_WHAT YOU NEED TO DO_
Print every line below exactly. Skip the pictures.

_Dataset entries_

• • • •

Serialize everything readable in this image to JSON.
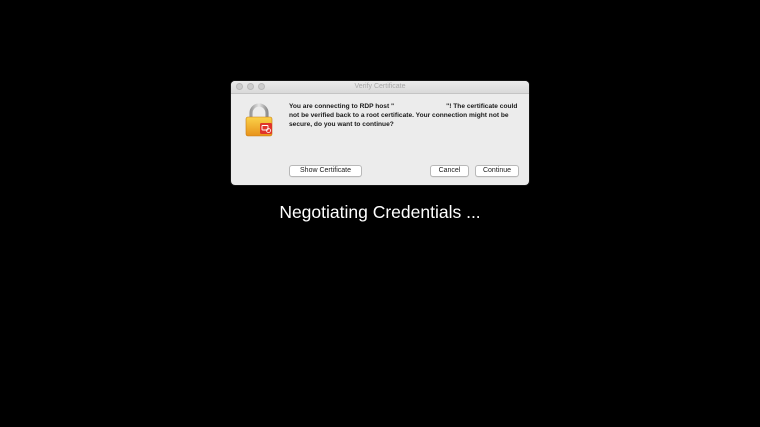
{
  "dialog": {
    "title": "Verify Certificate",
    "message_part1": "You are connecting to RDP host \"",
    "message_part2": "\"! The certificate could not be verified back to a root certificate. Your connection might not be secure, do you want to continue?",
    "show_certificate_label": "Show Certificate",
    "cancel_label": "Cancel",
    "continue_label": "Continue",
    "icon": "lock-certificate-icon"
  },
  "status": {
    "text": "Negotiating Credentials ..."
  },
  "colors": {
    "background": "#000000",
    "dialog_background": "#ececec",
    "lock_body": "#f2a623",
    "badge": "#e0342b"
  }
}
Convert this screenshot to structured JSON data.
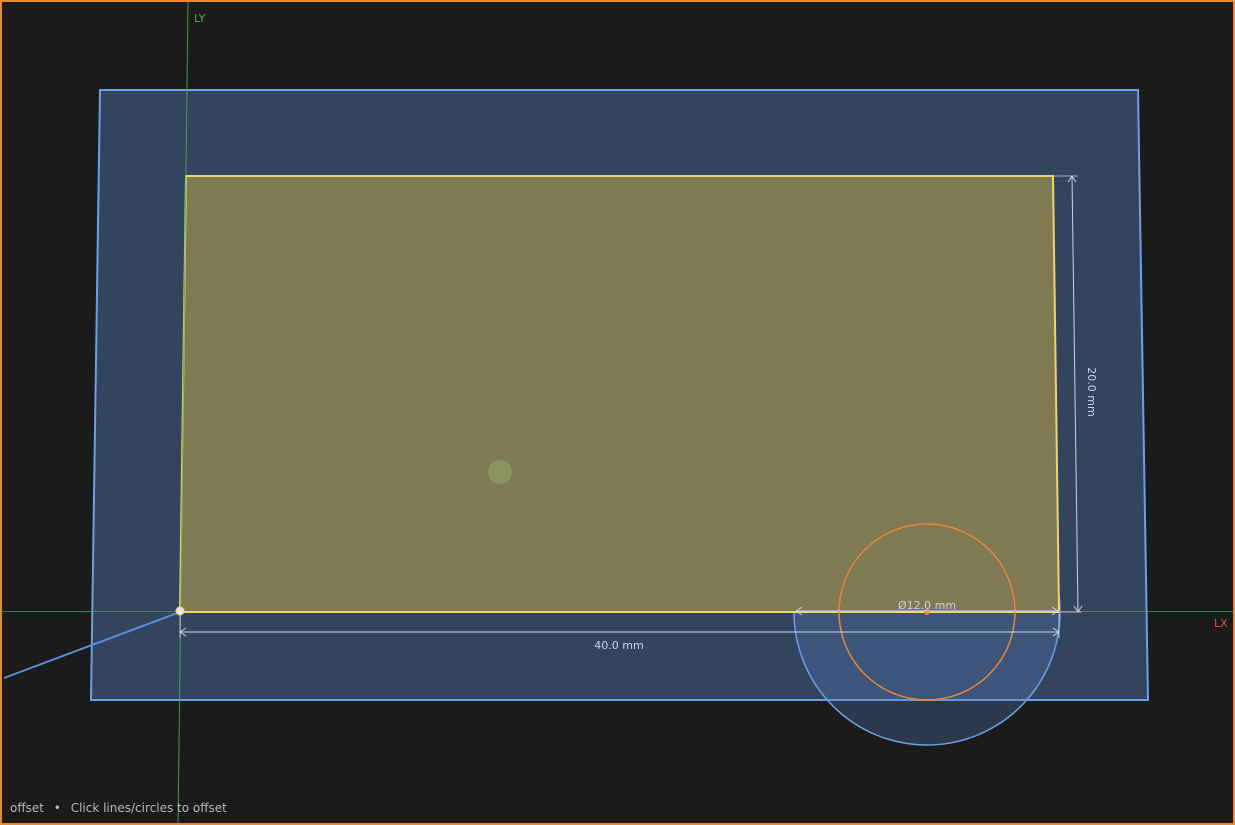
{
  "viewport": {
    "background": "#1b1b1b",
    "border_color": "#e98a2e"
  },
  "axes": {
    "x_label": "LX",
    "y_label": "LY",
    "x_color": "#d9534f",
    "y_color": "#4caf50"
  },
  "shapes": {
    "offset_boundary_color": "#6aa0e8",
    "rectangle_fill": "#7f7a52",
    "rectangle_stroke": "#f2d46b",
    "circle_stroke": "#e58a3a"
  },
  "dimensions": {
    "width_label": "40.0 mm",
    "height_label": "20.0 mm",
    "diameter_label": "Ø12.0 mm"
  },
  "status": {
    "tool": "offset",
    "separator": "•",
    "hint": "Click lines/circles to offset"
  }
}
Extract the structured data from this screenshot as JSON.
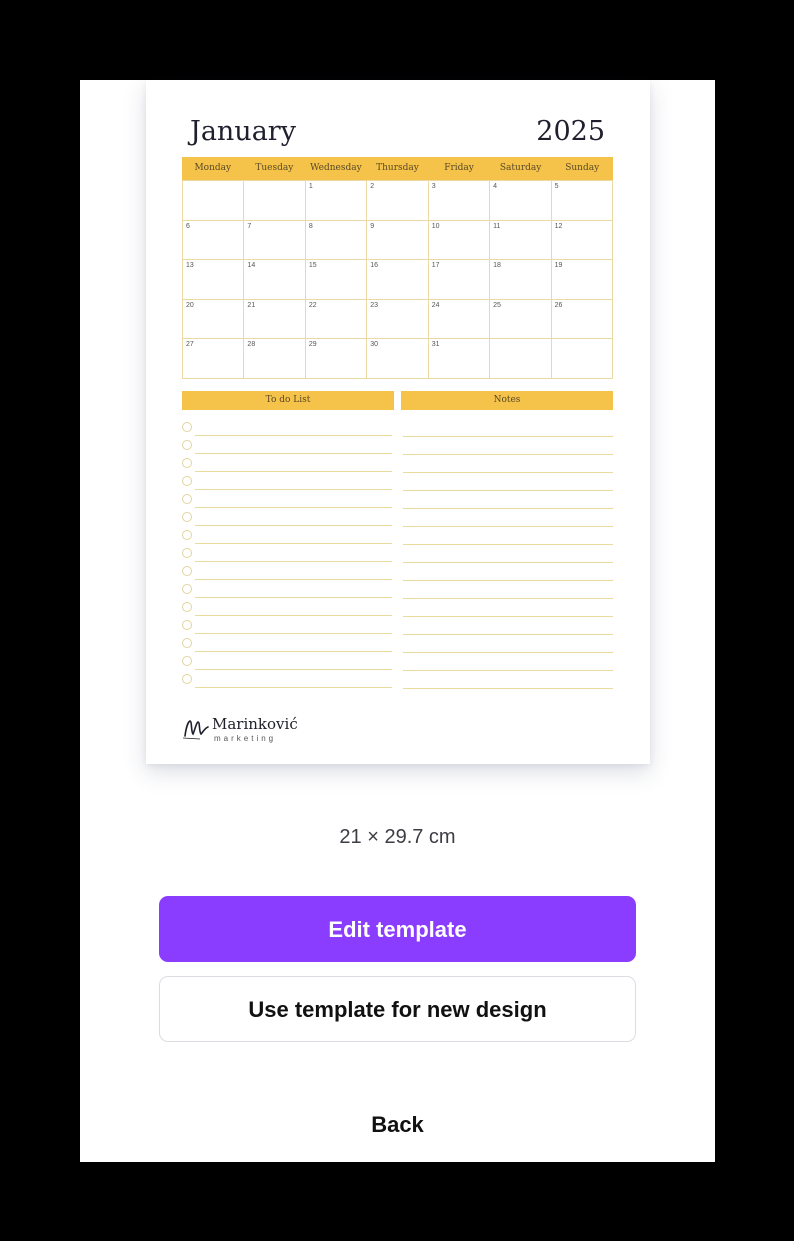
{
  "template_preview": {
    "month": "January",
    "year": "2025",
    "weekdays": [
      "Monday",
      "Tuesday",
      "Wednesday",
      "Thursday",
      "Friday",
      "Saturday",
      "Sunday"
    ],
    "days": [
      "",
      "",
      "1",
      "2",
      "3",
      "4",
      "5",
      "6",
      "7",
      "8",
      "9",
      "10",
      "11",
      "12",
      "13",
      "14",
      "15",
      "16",
      "17",
      "18",
      "19",
      "20",
      "21",
      "22",
      "23",
      "24",
      "25",
      "26",
      "27",
      "28",
      "29",
      "30",
      "31",
      "",
      ""
    ],
    "todo_label": "To do List",
    "notes_label": "Notes",
    "todo_rows": 15,
    "notes_rows": 15,
    "logo": {
      "name": "Marinković",
      "sub": "marketing"
    },
    "accent_color": "#f5c24a"
  },
  "size_label": "21 × 29.7 cm",
  "buttons": {
    "edit": "Edit template",
    "use": "Use template for new design",
    "back": "Back"
  },
  "colors": {
    "primary": "#8b3dff"
  }
}
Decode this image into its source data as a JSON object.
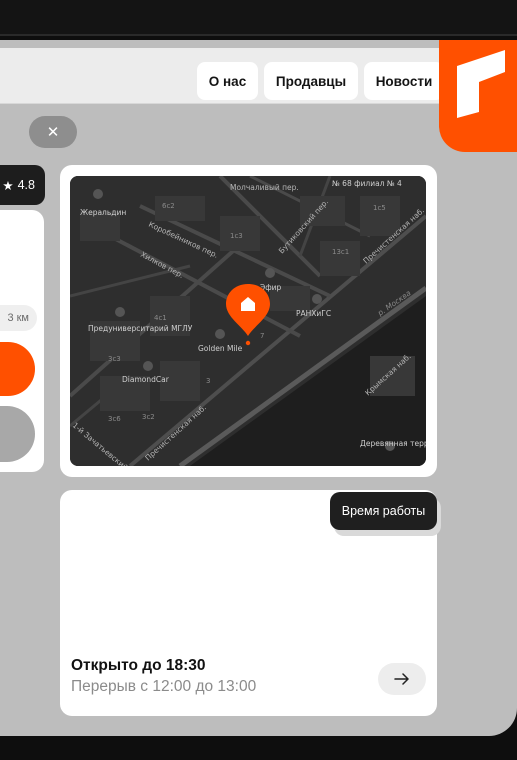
{
  "nav": {
    "about": "О нас",
    "sellers": "Продавцы",
    "news": "Новости"
  },
  "close": {
    "icon": "close-icon",
    "glyph": "✕"
  },
  "side_card": {
    "rating": "4.8",
    "rating_icon": "star-icon",
    "distance": "3 км"
  },
  "map": {
    "streets": [
      "Молчаливый пер.",
      "Коробейников пер.",
      "Хилков пер.",
      "Бутиковский пер.",
      "Пречистенская наб.",
      "Крымская наб.",
      "1-й Зачатьевский пр-д",
      "Пречистенская наб."
    ],
    "pois": [
      "Жеральдин",
      "Эфир",
      "Предуниверситарий МГЛУ",
      "Golden Mile",
      "РАНХиГС",
      "DiamondCar",
      "Деревянная терраса",
      "№ 68 филиал № 4"
    ],
    "river": "р. Москва",
    "house_numbers": [
      "6с2",
      "1с3",
      "1с5",
      "13с1",
      "3с3",
      "3с2",
      "3с6",
      "3",
      "7",
      "4с1"
    ],
    "pin_color": "#ff5000"
  },
  "hours": {
    "chip_label": "Время работы",
    "open_until": "Открыто до 18:30",
    "break": "Перерыв с 12:00 до 13:00",
    "arrow_icon": "arrow-right-icon"
  },
  "colors": {
    "accent": "#ff5000",
    "chip_dark": "#1f1f1f"
  }
}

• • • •

_RESULT FOR THIS EXERCISE_
Serialize everything readable in this image to JSON.
{
  "dialog": {
    "title": "Verify Certificate",
    "message_part1": "You are connecting to RDP host \"",
    "message_part2": "\"! The certificate could not be verified back to a root certificate. Your connection might not be secure, do you want to continue?",
    "show_certificate_label": "Show Certificate",
    "cancel_label": "Cancel",
    "continue_label": "Continue",
    "icon": "lock-certificate-icon"
  },
  "status": {
    "text": "Negotiating Credentials ..."
  },
  "colors": {
    "background": "#000000",
    "dialog_background": "#ececec",
    "lock_body": "#f2a623",
    "badge": "#e0342b"
  }
}
Convert this screenshot to structured JSON data.
{
  "viewport": {
    "background": "#1b1b1b",
    "border_color": "#e98a2e"
  },
  "axes": {
    "x_label": "LX",
    "y_label": "LY",
    "x_color": "#d9534f",
    "y_color": "#4caf50"
  },
  "shapes": {
    "offset_boundary_color": "#6aa0e8",
    "rectangle_fill": "#7f7a52",
    "rectangle_stroke": "#f2d46b",
    "circle_stroke": "#e58a3a"
  },
  "dimensions": {
    "width_label": "40.0 mm",
    "height_label": "20.0 mm",
    "diameter_label": "Ø12.0 mm"
  },
  "status": {
    "tool": "offset",
    "separator": "•",
    "hint": "Click lines/circles to offset"
  }
}
Extract the structured data from this screenshot as JSON.
{
  "template_preview": {
    "month": "January",
    "year": "2025",
    "weekdays": [
      "Monday",
      "Tuesday",
      "Wednesday",
      "Thursday",
      "Friday",
      "Saturday",
      "Sunday"
    ],
    "days": [
      "",
      "",
      "1",
      "2",
      "3",
      "4",
      "5",
      "6",
      "7",
      "8",
      "9",
      "10",
      "11",
      "12",
      "13",
      "14",
      "15",
      "16",
      "17",
      "18",
      "19",
      "20",
      "21",
      "22",
      "23",
      "24",
      "25",
      "26",
      "27",
      "28",
      "29",
      "30",
      "31",
      "",
      ""
    ],
    "todo_label": "To do List",
    "notes_label": "Notes",
    "todo_rows": 15,
    "notes_rows": 15,
    "logo": {
      "name": "Marinković",
      "sub": "marketing"
    },
    "accent_color": "#f5c24a"
  },
  "size_label": "21 × 29.7 cm",
  "buttons": {
    "edit": "Edit template",
    "use": "Use template for new design",
    "back": "Back"
  },
  "colors": {
    "primary": "#8b3dff"
  }
}
Decode this image into its source data as a JSON object.
{
  "nav": {
    "about": "О нас",
    "sellers": "Продавцы",
    "news": "Новости"
  },
  "close": {
    "icon": "close-icon",
    "glyph": "✕"
  },
  "side_card": {
    "rating": "4.8",
    "rating_icon": "star-icon",
    "distance": "3 км"
  },
  "map": {
    "streets": [
      "Молчаливый пер.",
      "Коробейников пер.",
      "Хилков пер.",
      "Бутиковский пер.",
      "Пречистенская наб.",
      "Крымская наб.",
      "1-й Зачатьевский пр-д",
      "Пречистенская наб."
    ],
    "pois": [
      "Жеральдин",
      "Эфир",
      "Предуниверситарий МГЛУ",
      "Golden Mile",
      "РАНХиГС",
      "DiamondCar",
      "Деревянная терраса",
      "№ 68 филиал № 4"
    ],
    "river": "р. Москва",
    "house_numbers": [
      "6с2",
      "1с3",
      "1с5",
      "13с1",
      "3с3",
      "3с2",
      "3с6",
      "3",
      "7",
      "4с1"
    ],
    "pin_color": "#ff5000"
  },
  "hours": {
    "chip_label": "Время работы",
    "open_until": "Открыто до 18:30",
    "break": "Перерыв с 12:00 до 13:00",
    "arrow_icon": "arrow-right-icon"
  },
  "colors": {
    "accent": "#ff5000",
    "chip_dark": "#1f1f1f"
  }
}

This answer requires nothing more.